Over 500 visitors filled the Kennedy Caucus Room of the Russell Senate Office Building on June 7 for Hopkins on the Hill, a biennial event showcasing some of the federally funded research taking place at Johns Hopkins University. Congressional staffers and government officials mingled with Johns Hopkins researchers, staff, and alumni.
Of the programs highlighted at the event, two are housed within the Hopkins Extreme Materials Institute. Both HEMI-affiliated programs strive to make the world a safer place by expanding the horizons of materials science in extreme environments. Knowledge gained from both programs has the potential to bolster national defense, making them particularly valuable to government partners and collaborators.
The MEDE+ program, within HEMI’s Center on Artificial Intelligence for Materials in Extreme Environments (CAIMEE), aims to explore the possibilities of AI in materials design. By utilizing AI, machine learning, and automation, researchers hope to create a facility that can accelerate the modelling, production, and testing of materials. The program has the potential to revolutionize high-throughput materials design, facilitating the creation of materials with tailored properties for use in extreme environments, with a focus on materials of interest to its partners at DEVCOM Army Research Laboratory.

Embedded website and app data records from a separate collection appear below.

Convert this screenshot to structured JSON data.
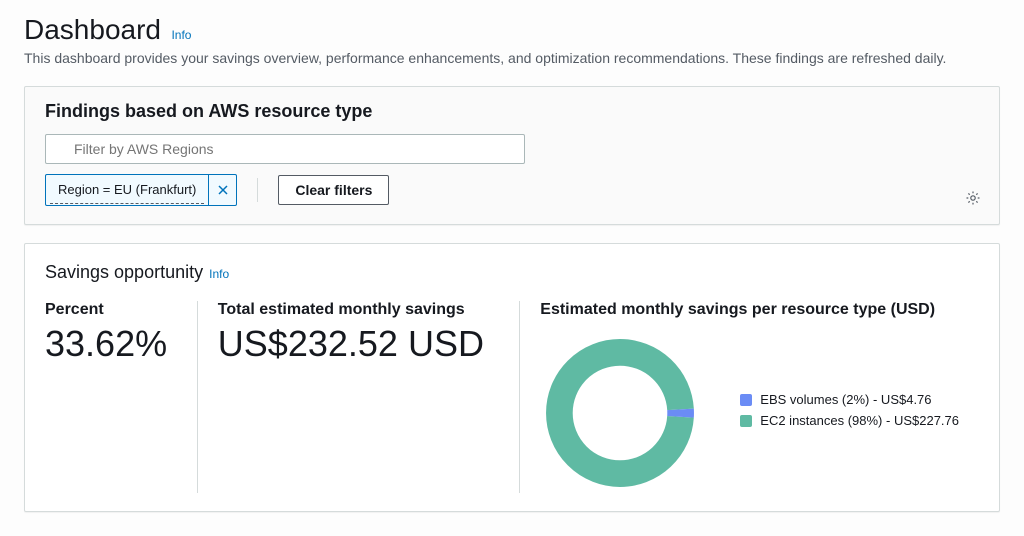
{
  "header": {
    "title": "Dashboard",
    "info": "Info",
    "subtitle": "This dashboard provides your savings overview, performance enhancements, and optimization recommendations. These findings are refreshed daily."
  },
  "findings": {
    "title": "Findings based on AWS resource type",
    "filter_placeholder": "Filter by AWS Regions",
    "token_label": "Region = EU (Frankfurt)",
    "clear_filters": "Clear filters"
  },
  "savings": {
    "title": "Savings opportunity",
    "info": "Info",
    "percent_label": "Percent",
    "percent_value": "33.62%",
    "total_label": "Total estimated monthly savings",
    "total_value": "US$232.52 USD",
    "chart_title": "Estimated monthly savings per resource type (USD)",
    "legend": [
      {
        "label": "EBS volumes (2%) - US$4.76",
        "color": "#6b8cf5"
      },
      {
        "label": "EC2 instances (98%) - US$227.76",
        "color": "#5fbaa3"
      }
    ]
  },
  "chart_data": {
    "type": "pie",
    "title": "Estimated monthly savings per resource type (USD)",
    "series": [
      {
        "name": "EBS volumes",
        "value": 4.76,
        "percent": 2,
        "color": "#6b8cf5"
      },
      {
        "name": "EC2 instances",
        "value": 227.76,
        "percent": 98,
        "color": "#5fbaa3"
      }
    ]
  }
}
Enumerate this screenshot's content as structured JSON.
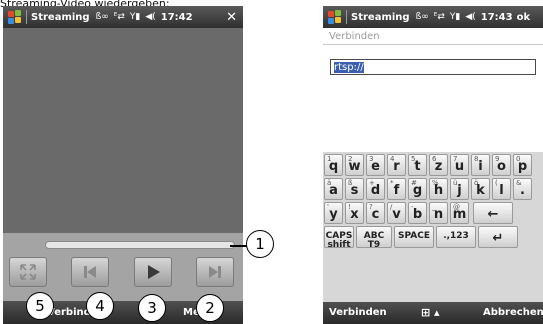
{
  "caption": "Streaming-Video wiedergeben:",
  "left_screen": {
    "title": "Streaming",
    "status_icons": [
      "bluetooth-icon",
      "data-connection-icon",
      "signal-icon",
      "speaker-icon"
    ],
    "time": "17:42",
    "close_label": "✕",
    "softkey_left": "Verbinden",
    "softkey_right": "Menü",
    "controls": [
      "fullscreen-button",
      "previous-button",
      "play-button",
      "next-button"
    ],
    "callouts": [
      "1",
      "2",
      "3",
      "4",
      "5"
    ]
  },
  "right_screen": {
    "title": "Streaming",
    "time": "17:43",
    "ok_label": "ok",
    "label": "Verbinden",
    "url_value": "rtsp://",
    "softkey_left": "Verbinden",
    "softkey_right": "Abbrechen",
    "keyboard": {
      "row1": [
        [
          "1",
          "q"
        ],
        [
          "2",
          "w"
        ],
        [
          "3",
          "e"
        ],
        [
          "4",
          "r"
        ],
        [
          "5",
          "t"
        ],
        [
          "6",
          "z"
        ],
        [
          "7",
          "u"
        ],
        [
          "8",
          "i"
        ],
        [
          "9",
          "o"
        ],
        [
          "0",
          "p"
        ]
      ],
      "row2": [
        [
          "ä",
          "a"
        ],
        [
          "ß",
          "s"
        ],
        [
          "+",
          "d"
        ],
        [
          "*",
          "f"
        ],
        [
          "#",
          "g"
        ],
        [
          "%",
          "h"
        ],
        [
          "ü",
          "j"
        ],
        [
          "ö",
          "k"
        ],
        [
          "(",
          "l"
        ],
        [
          "&",
          "."
        ]
      ],
      "row3": [
        [
          "'",
          "y"
        ],
        [
          "!",
          "x"
        ],
        [
          "?",
          "c"
        ],
        [
          "/",
          "v"
        ],
        [
          "-",
          "b"
        ],
        [
          "_",
          "n"
        ],
        [
          "@",
          "m"
        ]
      ],
      "row4": {
        "caps": "CAPS",
        "shift": "shift",
        "abc": "ABC",
        "t9": "T9",
        "space": "SPACE",
        "num": ".,123"
      }
    }
  }
}
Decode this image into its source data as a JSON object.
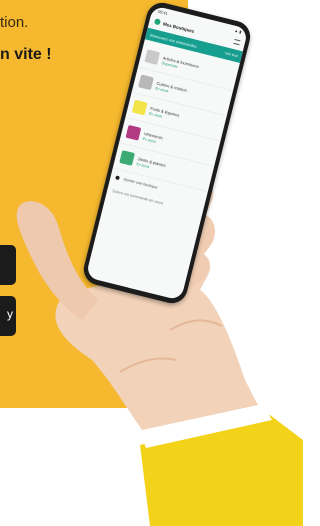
{
  "promo": {
    "line1": "tion.",
    "line2": "n vite !",
    "store_buttons": [
      "",
      "y"
    ]
  },
  "phone": {
    "status_time": "09:41",
    "status_icons": "▲ ▮",
    "app_title": "Mes Boutiques",
    "banner_text": "Retrouvez vos commandes",
    "banner_action": "Voir tout",
    "items": [
      {
        "title": "Articles & fournitures",
        "subtitle": "Disponible",
        "color": "#c9c9c9"
      },
      {
        "title": "Cuisine & maison",
        "subtitle": "En stock",
        "color": "#b8b8b8"
      },
      {
        "title": "Fruits & légumes",
        "subtitle": "En stock",
        "color": "#f1e54a"
      },
      {
        "title": "Vêtements",
        "subtitle": "En stock",
        "color": "#b13a83"
      },
      {
        "title": "Jardin & plantes",
        "subtitle": "En stock",
        "color": "#3cab73"
      }
    ],
    "footer_label": "Ajouter une boutique",
    "bottom_link": "Suivre ma commande en cours"
  },
  "colors": {
    "panel": "#f5b82e",
    "accent": "#169e8f",
    "sleeve": "#f3d21a",
    "skin": "#f2d2b8"
  }
}
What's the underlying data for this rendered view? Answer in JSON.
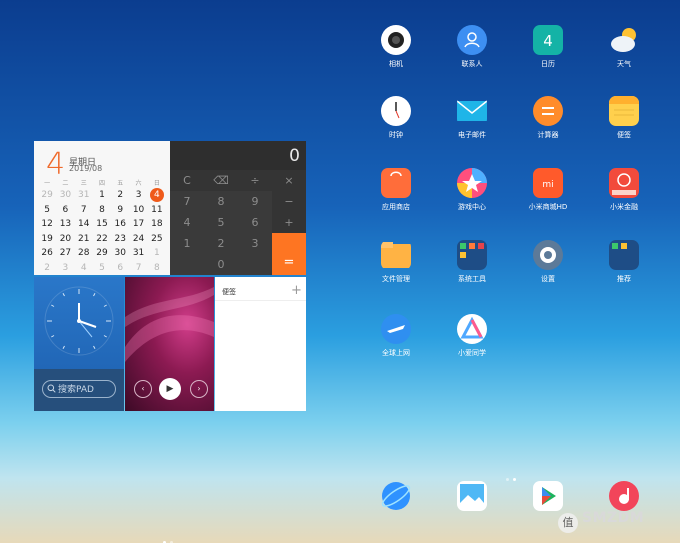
{
  "calendar": {
    "day": "4",
    "weekday": "星期日",
    "date": "2019/08",
    "headers": [
      "一",
      "二",
      "三",
      "四",
      "五",
      "六",
      "日"
    ],
    "rows": [
      [
        "29",
        "30",
        "31",
        "1",
        "2",
        "3",
        "4"
      ],
      [
        "5",
        "6",
        "7",
        "8",
        "9",
        "10",
        "11"
      ],
      [
        "12",
        "13",
        "14",
        "15",
        "16",
        "17",
        "18"
      ],
      [
        "19",
        "20",
        "21",
        "22",
        "23",
        "24",
        "25"
      ],
      [
        "26",
        "27",
        "28",
        "29",
        "30",
        "31",
        "1"
      ],
      [
        "2",
        "3",
        "4",
        "5",
        "6",
        "7",
        "8"
      ]
    ],
    "accent": "#ef5a1a"
  },
  "calculator": {
    "display": "0",
    "keys": [
      "C",
      "⌫",
      "÷",
      "×",
      "7",
      "8",
      "9",
      "−",
      "4",
      "5",
      "6",
      "+",
      "1",
      "2",
      "3",
      "",
      "",
      "0",
      "",
      ""
    ],
    "equals": "=",
    "accent": "#fe7522"
  },
  "search_widget": {
    "placeholder": "搜索PAD"
  },
  "music_widget": {
    "prev": "‹",
    "play": "▶",
    "next": "›"
  },
  "notes_widget": {
    "title": "便签",
    "add": "+"
  },
  "apps": [
    {
      "label": "相机",
      "icon": "camera-icon"
    },
    {
      "label": "联系人",
      "icon": "contacts-icon"
    },
    {
      "label": "日历",
      "icon": "calendar-icon",
      "badge": "4"
    },
    {
      "label": "天气",
      "icon": "weather-icon"
    },
    {
      "label": "时钟",
      "icon": "clock-icon"
    },
    {
      "label": "电子邮件",
      "icon": "mail-icon"
    },
    {
      "label": "计算器",
      "icon": "calculator-icon"
    },
    {
      "label": "便签",
      "icon": "notes-icon"
    },
    {
      "label": "应用商店",
      "icon": "app-store-icon"
    },
    {
      "label": "游戏中心",
      "icon": "game-center-icon"
    },
    {
      "label": "小米商城HD",
      "icon": "mi-store-icon",
      "badge": "mi"
    },
    {
      "label": "小米金融",
      "icon": "mi-finance-icon"
    },
    {
      "label": "文件管理",
      "icon": "file-manager-icon"
    },
    {
      "label": "系统工具",
      "icon": "system-tools-icon"
    },
    {
      "label": "设置",
      "icon": "settings-icon"
    },
    {
      "label": "推荐",
      "icon": "recommend-icon"
    },
    {
      "label": "全球上网",
      "icon": "global-internet-icon"
    },
    {
      "label": "小爱同学",
      "icon": "xiaoai-icon"
    }
  ],
  "dock": [
    {
      "icon": "browser-icon"
    },
    {
      "icon": "gallery-icon"
    },
    {
      "icon": "play-store-icon"
    },
    {
      "icon": "music-icon"
    }
  ],
  "watermark": {
    "text": "SMZDM"
  }
}
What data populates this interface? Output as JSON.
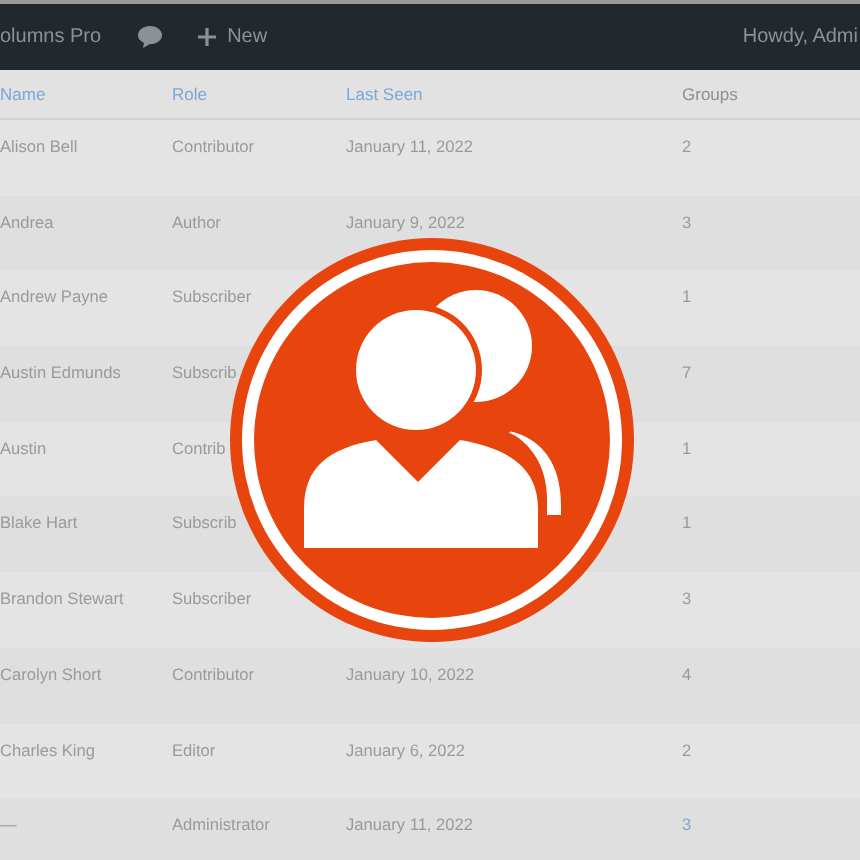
{
  "admin_bar": {
    "site_name": "olumns Pro",
    "new_label": "New",
    "greeting": "Howdy, Admi"
  },
  "table": {
    "columns": [
      {
        "label": "Name",
        "sortable": true
      },
      {
        "label": "Role",
        "sortable": true
      },
      {
        "label": "Last Seen",
        "sortable": true
      },
      {
        "label": "Groups",
        "sortable": false
      }
    ],
    "rows": [
      {
        "name": "Alison Bell",
        "role": "Contributor",
        "last_seen": "January 11, 2022",
        "groups": "2",
        "groups_link": false
      },
      {
        "name": "Andrea",
        "role": "Author",
        "last_seen": "January 9, 2022",
        "groups": "3",
        "groups_link": false
      },
      {
        "name": "Andrew Payne",
        "role": "Subscriber",
        "groups": "1",
        "groups_link": false
      },
      {
        "name": "Austin Edmunds",
        "role": "Subscrib",
        "groups": "7",
        "groups_link": false
      },
      {
        "name": "Austin",
        "role": "Contrib",
        "groups": "1",
        "groups_link": false
      },
      {
        "name": "Blake Hart",
        "role": "Subscrib",
        "groups": "1",
        "groups_link": false
      },
      {
        "name": "Brandon Stewart",
        "role": "Subscriber",
        "groups": "3",
        "groups_link": false
      },
      {
        "name": "Carolyn Short",
        "role": "Contributor",
        "last_seen": "January 10, 2022",
        "groups": "4",
        "groups_link": false
      },
      {
        "name": "Charles King",
        "role": "Editor",
        "last_seen": "January 6, 2022",
        "groups": "2",
        "groups_link": false
      },
      {
        "name": "—",
        "role": "Administrator",
        "last_seen": "January 11, 2022",
        "groups": "3",
        "groups_link": true
      }
    ]
  }
}
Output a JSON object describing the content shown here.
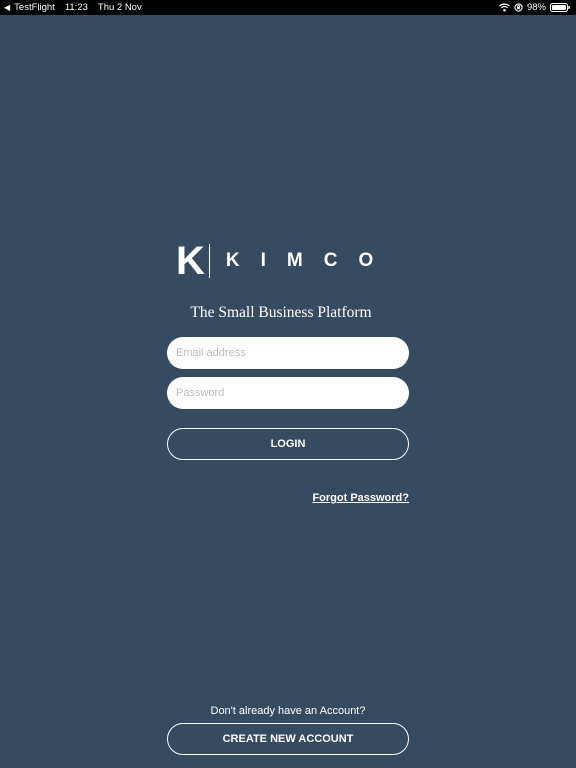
{
  "status_bar": {
    "back_app": "TestFlight",
    "time": "11:23",
    "date": "Thu 2 Nov",
    "battery": "98%"
  },
  "logo": {
    "mark": "K",
    "name": "KIMCO"
  },
  "tagline": "The Small Business Platform",
  "form": {
    "email_placeholder": "Email address",
    "password_placeholder": "Password",
    "login_label": "LOGIN",
    "forgot_label": "Forgot Password?"
  },
  "footer": {
    "prompt": "Don't already have an Account?",
    "create_label": "CREATE NEW ACCOUNT"
  },
  "colors": {
    "background": "#364a60",
    "status_bar": "#000000",
    "text": "#ffffff"
  }
}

Rayna Mehta, a graduate student studying materials science in the Whiting School of Engineering, explained some of the cutting-edge work being done in the MEDE+ program while Bess Bieluczyk, CAIMEE’s program manager, presented information about the program’s new state-of-the-art materials fabrication facility. This facility, the Artificial Intelligence for Materials Design (AIMD) Laboratory, is currently being built in the historic Stieff Silver Building and is set to open this fall.
Representatives from the Materials Science in Extreme Environments University Research Alliance (MSEE URA) were also in attendance. MSEE’s research covers a wide range of topics, from neutralizing chemical weapons to studying the effects of nuclear blasts. Researchers studying reactive materials—in this case, substances designed to defeat chemical and biological weapons—showed samples of their work. Among these researchers was Kyle Fisher, an ROTC cadet and the only undergraduate student presenting research at the event.
For Andrew Proulx, the program manager of MSEE, Hopkins on the Hill was a chance to show off not only the group’s groundbreaking research, but also MSEE’s workforce development potential. “Hopkins on the Hill was an exciting opportunity to showcase the great research being performed in MSEE to a number of stakeholders,” said Proulx. “From congressional aides and DOD partners to Hopkins alumni, everyone was engaged and excited to meet with our students and learn about our critical research and workforce development activities. I am proud to be a member of MSEE and appreciative of the opportunity to talk with so many folks about the program’s impact.”